So if Yellowstone wasn’t my favorite, then why is Wyoming #1? Because of this:
The Grand Teton National Park is absolutely breathtaking. Snow-covered mountains; beautiful, green forests; and winding rivers make this park my favorite thus far. The town of Jackson was pretty neat (especially the square), but what really won me over was just the beauty of the scenery. I told you – I’m a sucker for a good view – and the best views come from nature in my experience.
I really don’t have anything else that I can add to my description of Jackson Hole – it’s a place unlike anywhere you’ll find east of the Mississippi River. Even the airport is incredible. Wildlife is abundant, the air is clean, and the mountains are gorgeous. If you ever get to go, rent some bikes and pedal through the park – it’s worth the energy expenditure. And if you have been, you know what I’m talking about. The Grand Tetons are unfiltered, untouched beauty that cannot be replicated or faked. Take my advice and GO!
Great list! I’m a traveler too 🙂 You’ve given me some places to add to my own list of destinations. You’re right, Charleston is beautiful! We love driving through Maine (and do it at least once/year). But my #1 US destination is The Grand Canyon. Two years ago my husband and I hiked to the bottom and camped for one night before hiking back out. It was an AMAZING experience!!! Definitely a must see.
Ooh, that would be a great spot! I’ve unfortunately not traveled much in the west, but the GC is definitely on the list. Thanks for the suggestion, and thanks for stopping by!
Great post. I will have to make notes because I’m sincerely hoping to visit the US again one day. We travelled in a motorhome for almost 4 weeks through the west of the USA – LOVED IT. My favourite was Oregon, but also Utah, the Big sur …. and that eerie place somewhere in the woop woops in Idaho. We had such a wonderful time and were grateful to all the people we met.

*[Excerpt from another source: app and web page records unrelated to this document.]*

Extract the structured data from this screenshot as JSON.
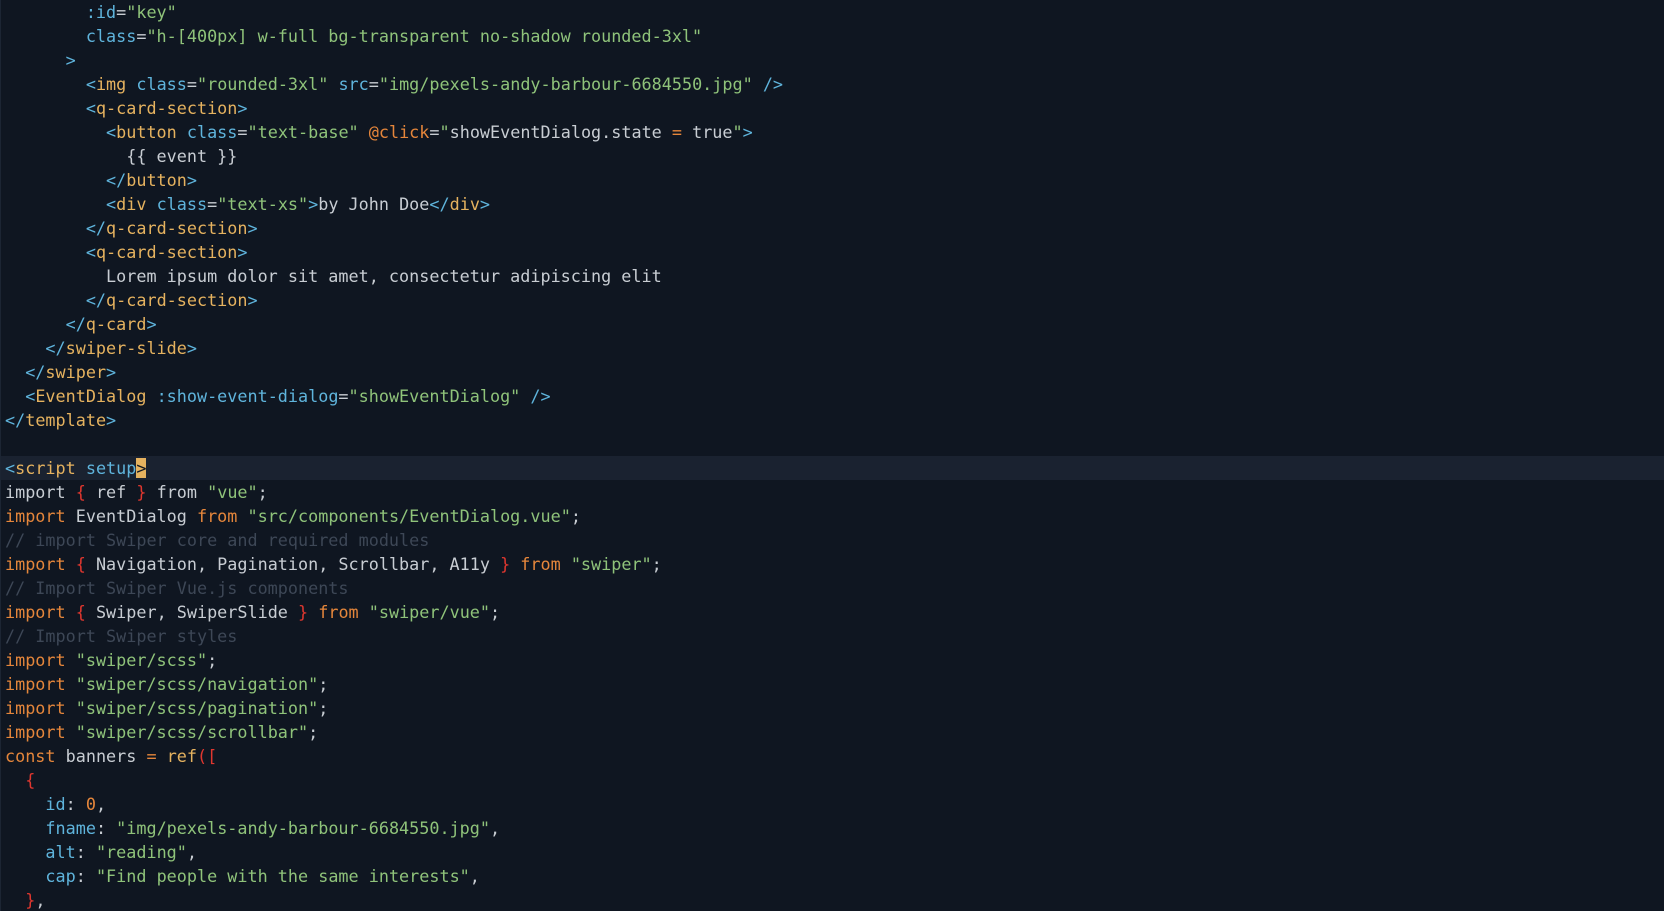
{
  "theme": {
    "background": "#0f1621",
    "current_line": "#1a2230",
    "tag": "#e5b25f",
    "punct": "#5fb4dc",
    "string": "#8fc37a",
    "keyword": "#e5863b",
    "comment": "#3d4756",
    "bracket": "#e0372f",
    "text": "#c8cdd3"
  },
  "editor": {
    "cursor_line": 19,
    "lines": [
      [
        [
          "attr",
          "        :id"
        ],
        [
          "txt",
          "="
        ],
        [
          "str",
          "\"key\""
        ]
      ],
      [
        [
          "attr",
          "        class"
        ],
        [
          "txt",
          "="
        ],
        [
          "str",
          "\"h-[400px] w-full bg-transparent no-shadow rounded-3xl\""
        ]
      ],
      [
        [
          "punct",
          "      >"
        ]
      ],
      [
        [
          "punct",
          "        <"
        ],
        [
          "tag",
          "img"
        ],
        [
          "txt",
          " "
        ],
        [
          "attr",
          "class"
        ],
        [
          "txt",
          "="
        ],
        [
          "str",
          "\"rounded-3xl\""
        ],
        [
          "txt",
          " "
        ],
        [
          "attr",
          "src"
        ],
        [
          "txt",
          "="
        ],
        [
          "str",
          "\"img/pexels-andy-barbour-6684550.jpg\""
        ],
        [
          "txt",
          " "
        ],
        [
          "punct",
          "/>"
        ]
      ],
      [
        [
          "punct",
          "        <"
        ],
        [
          "tag",
          "q-card-section"
        ],
        [
          "punct",
          ">"
        ]
      ],
      [
        [
          "punct",
          "          <"
        ],
        [
          "tag",
          "button"
        ],
        [
          "txt",
          " "
        ],
        [
          "attr",
          "class"
        ],
        [
          "txt",
          "="
        ],
        [
          "str",
          "\"text-base\""
        ],
        [
          "txt",
          " "
        ],
        [
          "at",
          "@click"
        ],
        [
          "txt",
          "="
        ],
        [
          "str",
          "\""
        ],
        [
          "txt",
          "showEventDialog.state "
        ],
        [
          "kw",
          "="
        ],
        [
          "txt",
          " true"
        ],
        [
          "str",
          "\""
        ],
        [
          "punct",
          ">"
        ]
      ],
      [
        [
          "txt",
          "            {{ event }}"
        ]
      ],
      [
        [
          "punct",
          "          </"
        ],
        [
          "tag",
          "button"
        ],
        [
          "punct",
          ">"
        ]
      ],
      [
        [
          "punct",
          "          <"
        ],
        [
          "tag",
          "div"
        ],
        [
          "txt",
          " "
        ],
        [
          "attr",
          "class"
        ],
        [
          "txt",
          "="
        ],
        [
          "str",
          "\"text-xs\""
        ],
        [
          "punct",
          ">"
        ],
        [
          "txt",
          "by John Doe"
        ],
        [
          "punct",
          "</"
        ],
        [
          "tag",
          "div"
        ],
        [
          "punct",
          ">"
        ]
      ],
      [
        [
          "punct",
          "        </"
        ],
        [
          "tag",
          "q-card-section"
        ],
        [
          "punct",
          ">"
        ]
      ],
      [
        [
          "punct",
          "        <"
        ],
        [
          "tag",
          "q-card-section"
        ],
        [
          "punct",
          ">"
        ]
      ],
      [
        [
          "txt",
          "          Lorem ipsum dolor sit amet, consectetur adipiscing elit"
        ]
      ],
      [
        [
          "punct",
          "        </"
        ],
        [
          "tag",
          "q-card-section"
        ],
        [
          "punct",
          ">"
        ]
      ],
      [
        [
          "punct",
          "      </"
        ],
        [
          "tag",
          "q-card"
        ],
        [
          "punct",
          ">"
        ]
      ],
      [
        [
          "punct",
          "    </"
        ],
        [
          "tag",
          "swiper-slide"
        ],
        [
          "punct",
          ">"
        ]
      ],
      [
        [
          "punct",
          "  </"
        ],
        [
          "tag",
          "swiper"
        ],
        [
          "punct",
          ">"
        ]
      ],
      [
        [
          "punct",
          "  <"
        ],
        [
          "ctag",
          "EventDialog"
        ],
        [
          "txt",
          " "
        ],
        [
          "attr",
          ":show-event-dialog"
        ],
        [
          "txt",
          "="
        ],
        [
          "str",
          "\"showEventDialog\""
        ],
        [
          "txt",
          " "
        ],
        [
          "punct",
          "/>"
        ]
      ],
      [
        [
          "punct",
          "</"
        ],
        [
          "tag",
          "template"
        ],
        [
          "punct",
          ">"
        ]
      ],
      [
        [
          "txt",
          ""
        ]
      ],
      [
        [
          "punct",
          "<"
        ],
        [
          "tag",
          "script"
        ],
        [
          "txt",
          " "
        ],
        [
          "attr",
          "setup"
        ],
        [
          "cursor",
          ">"
        ]
      ],
      [
        [
          "txt",
          "import "
        ],
        [
          "br",
          "{"
        ],
        [
          "txt",
          " ref "
        ],
        [
          "br",
          "}"
        ],
        [
          "txt",
          " from "
        ],
        [
          "str",
          "\"vue\""
        ],
        [
          "txt",
          ";"
        ]
      ],
      [
        [
          "kw",
          "import"
        ],
        [
          "txt",
          " EventDialog "
        ],
        [
          "kw",
          "from"
        ],
        [
          "txt",
          " "
        ],
        [
          "str",
          "\"src/components/EventDialog.vue\""
        ],
        [
          "txt",
          ";"
        ]
      ],
      [
        [
          "cmt",
          "// import Swiper core and required modules"
        ]
      ],
      [
        [
          "kw",
          "import"
        ],
        [
          "txt",
          " "
        ],
        [
          "br",
          "{"
        ],
        [
          "txt",
          " Navigation, Pagination, Scrollbar, A11y "
        ],
        [
          "br",
          "}"
        ],
        [
          "txt",
          " "
        ],
        [
          "kw",
          "from"
        ],
        [
          "txt",
          " "
        ],
        [
          "str",
          "\"swiper\""
        ],
        [
          "txt",
          ";"
        ]
      ],
      [
        [
          "cmt",
          "// Import Swiper Vue.js components"
        ]
      ],
      [
        [
          "kw",
          "import"
        ],
        [
          "txt",
          " "
        ],
        [
          "br",
          "{"
        ],
        [
          "txt",
          " Swiper, SwiperSlide "
        ],
        [
          "br",
          "}"
        ],
        [
          "txt",
          " "
        ],
        [
          "kw",
          "from"
        ],
        [
          "txt",
          " "
        ],
        [
          "str",
          "\"swiper/vue\""
        ],
        [
          "txt",
          ";"
        ]
      ],
      [
        [
          "cmt",
          "// Import Swiper styles"
        ]
      ],
      [
        [
          "kw",
          "import"
        ],
        [
          "txt",
          " "
        ],
        [
          "str",
          "\"swiper/scss\""
        ],
        [
          "txt",
          ";"
        ]
      ],
      [
        [
          "kw",
          "import"
        ],
        [
          "txt",
          " "
        ],
        [
          "str",
          "\"swiper/scss/navigation\""
        ],
        [
          "txt",
          ";"
        ]
      ],
      [
        [
          "kw",
          "import"
        ],
        [
          "txt",
          " "
        ],
        [
          "str",
          "\"swiper/scss/pagination\""
        ],
        [
          "txt",
          ";"
        ]
      ],
      [
        [
          "kw",
          "import"
        ],
        [
          "txt",
          " "
        ],
        [
          "str",
          "\"swiper/scss/scrollbar\""
        ],
        [
          "txt",
          ";"
        ]
      ],
      [
        [
          "kw",
          "const"
        ],
        [
          "txt",
          " banners "
        ],
        [
          "kw",
          "="
        ],
        [
          "txt",
          " "
        ],
        [
          "fn",
          "ref"
        ],
        [
          "br",
          "(["
        ]
      ],
      [
        [
          "br",
          "  {"
        ]
      ],
      [
        [
          "key",
          "    id"
        ],
        [
          "txt",
          ": "
        ],
        [
          "num",
          "0"
        ],
        [
          "txt",
          ","
        ]
      ],
      [
        [
          "key",
          "    fname"
        ],
        [
          "txt",
          ": "
        ],
        [
          "str",
          "\"img/pexels-andy-barbour-6684550.jpg\""
        ],
        [
          "txt",
          ","
        ]
      ],
      [
        [
          "key",
          "    alt"
        ],
        [
          "txt",
          ": "
        ],
        [
          "str",
          "\"reading\""
        ],
        [
          "txt",
          ","
        ]
      ],
      [
        [
          "key",
          "    cap"
        ],
        [
          "txt",
          ": "
        ],
        [
          "str",
          "\"Find people with the same interests\""
        ],
        [
          "txt",
          ","
        ]
      ],
      [
        [
          "br",
          "  }"
        ],
        [
          "txt",
          ","
        ]
      ]
    ]
  }
}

That sounds like a wonderful trip! I’d love to travel through the southwest and up the west coast by RV. So glad you had the opportunity to do that!
LikeLiked by 1 person
Feel free to email me with a travel post and I happily post it on my blog …. plus a book shout out.
LikeLiked by 1 person